With each album Dead Can Dance turn to a different place in time and space. With “Aion” the time and place is the French Renaissance. From jaunty jigs to mystical chants, the album delights from one end to the other.
“The Arrival and the Reunion” opens the album with a powerful chant led by Lisa Gerrard’s otherworldly vocal talent. There’s many backing vocals that support her and push this short song into the forefront of your mind. Followed is the jaunty jig that is “Salterello” that is a beautiful instrumental. The drums pound away (with kudos to the huge bass drum) while entwining pipes bring you an infectious riff that doesn’t leave your side when the song is finished. If the album didn’t flow so well as a one listen piece, you’d have this song on repeat. The ambience of “Mephisto” is a short but sweet string piece using many archaic instruments.
“The Song of Sibyl” signals the next section of the album with a haunting piece led by Gerrard and an eerie church organ. The tension can be felt like electrical pulses in this song. “Fortune Presents Gifts Not According to the Book” is the first song with Brendan Perry singing and its a simplistic song on the surface with lots of hidden instrumental depth to it. It’s a bit like a wind up song that builds up and up and then slowly ebbs away and the playing of the stringed instruments is exceptional. “As the Bells Ring the Maypole Spins” follows on as a joyous song. The pipe playing is at the forefront with some excellent vocals from Gerrard as one of her more uplifting songs to date.
“The End of Words” is a calming vocal duet that signals the start of act three as it envelops you with its arms before “Black Sun” pushes you away and screams at you. Possibly my favourite track of the album, Perry’s vocals and the tense impending doom that surrounds the entire track really hit home in what is generally a soothing and quiet album. “Wilderness” quickly returns to a soothing vocal piece as if to reassure you its all ok! “The Promised Womb” is a more abstract piece of string and vocal rollings which has never fully grabbed me. “The Garden of Zephirus” is a bird singing, flute playing ambient section that leads to the final track “Radharc” which comes across almost Asian influenced in a way. This track is a favourite too as its got a good beat and a sense of urgency about it.

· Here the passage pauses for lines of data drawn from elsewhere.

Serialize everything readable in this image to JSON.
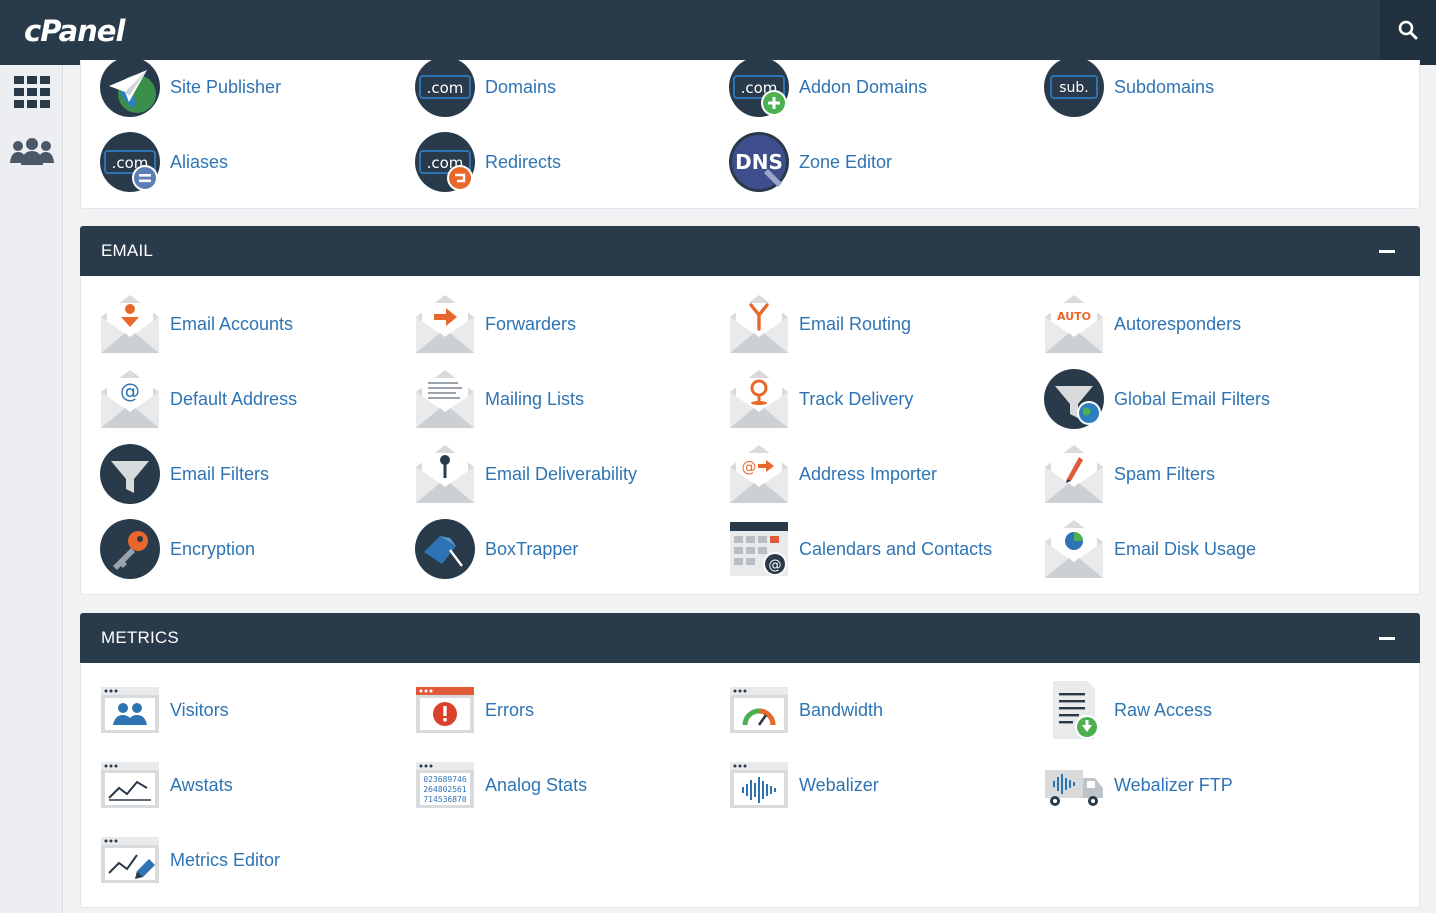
{
  "header": {
    "logo_text": "cPanel",
    "search_icon": "search-icon"
  },
  "sidebar": {
    "items": [
      {
        "icon": "grid-icon"
      },
      {
        "icon": "users-icon"
      }
    ]
  },
  "colors": {
    "navy": "#293a4a",
    "link": "#2e74b4",
    "orange": "#e8682b",
    "green": "#4caf50"
  },
  "domains": {
    "items": [
      {
        "label": "Site Publisher",
        "icon": "site-publisher-icon"
      },
      {
        "label": "Domains",
        "icon": "domains-icon"
      },
      {
        "label": "Addon Domains",
        "icon": "addon-domains-icon"
      },
      {
        "label": "Subdomains",
        "icon": "subdomains-icon"
      },
      {
        "label": "Aliases",
        "icon": "aliases-icon"
      },
      {
        "label": "Redirects",
        "icon": "redirects-icon"
      },
      {
        "label": "Zone Editor",
        "icon": "zone-editor-icon"
      }
    ]
  },
  "email": {
    "title": "EMAIL",
    "items": [
      {
        "label": "Email Accounts",
        "icon": "email-accounts-icon"
      },
      {
        "label": "Forwarders",
        "icon": "forwarders-icon"
      },
      {
        "label": "Email Routing",
        "icon": "email-routing-icon"
      },
      {
        "label": "Autoresponders",
        "icon": "autoresponders-icon"
      },
      {
        "label": "Default Address",
        "icon": "default-address-icon"
      },
      {
        "label": "Mailing Lists",
        "icon": "mailing-lists-icon"
      },
      {
        "label": "Track Delivery",
        "icon": "track-delivery-icon"
      },
      {
        "label": "Global Email Filters",
        "icon": "global-email-filters-icon"
      },
      {
        "label": "Email Filters",
        "icon": "email-filters-icon"
      },
      {
        "label": "Email Deliverability",
        "icon": "email-deliverability-icon"
      },
      {
        "label": "Address Importer",
        "icon": "address-importer-icon"
      },
      {
        "label": "Spam Filters",
        "icon": "spam-filters-icon"
      },
      {
        "label": "Encryption",
        "icon": "encryption-icon"
      },
      {
        "label": "BoxTrapper",
        "icon": "boxtrapper-icon"
      },
      {
        "label": "Calendars and Contacts",
        "icon": "calendars-contacts-icon"
      },
      {
        "label": "Email Disk Usage",
        "icon": "email-disk-usage-icon"
      }
    ]
  },
  "metrics": {
    "title": "METRICS",
    "items": [
      {
        "label": "Visitors",
        "icon": "visitors-icon"
      },
      {
        "label": "Errors",
        "icon": "errors-icon"
      },
      {
        "label": "Bandwidth",
        "icon": "bandwidth-icon"
      },
      {
        "label": "Raw Access",
        "icon": "raw-access-icon"
      },
      {
        "label": "Awstats",
        "icon": "awstats-icon"
      },
      {
        "label": "Analog Stats",
        "icon": "analog-stats-icon"
      },
      {
        "label": "Webalizer",
        "icon": "webalizer-icon"
      },
      {
        "label": "Webalizer FTP",
        "icon": "webalizer-ftp-icon"
      },
      {
        "label": "Metrics Editor",
        "icon": "metrics-editor-icon"
      }
    ]
  },
  "icon_text": {
    "com": ".com",
    "sub": "sub.",
    "dns": "DNS",
    "auto": "AUTO",
    "at": "@",
    "analog_digits": [
      "023689746",
      "264802561",
      "714536870"
    ]
  }
}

“Aion” is very much a mood piece. It’ll take you on a journey and some songs as a standalone aren’t as effective as when they are played as part of the album. However the overall feel is one of being transported away to some other plain and that’s what Dead Can Dance have always done best.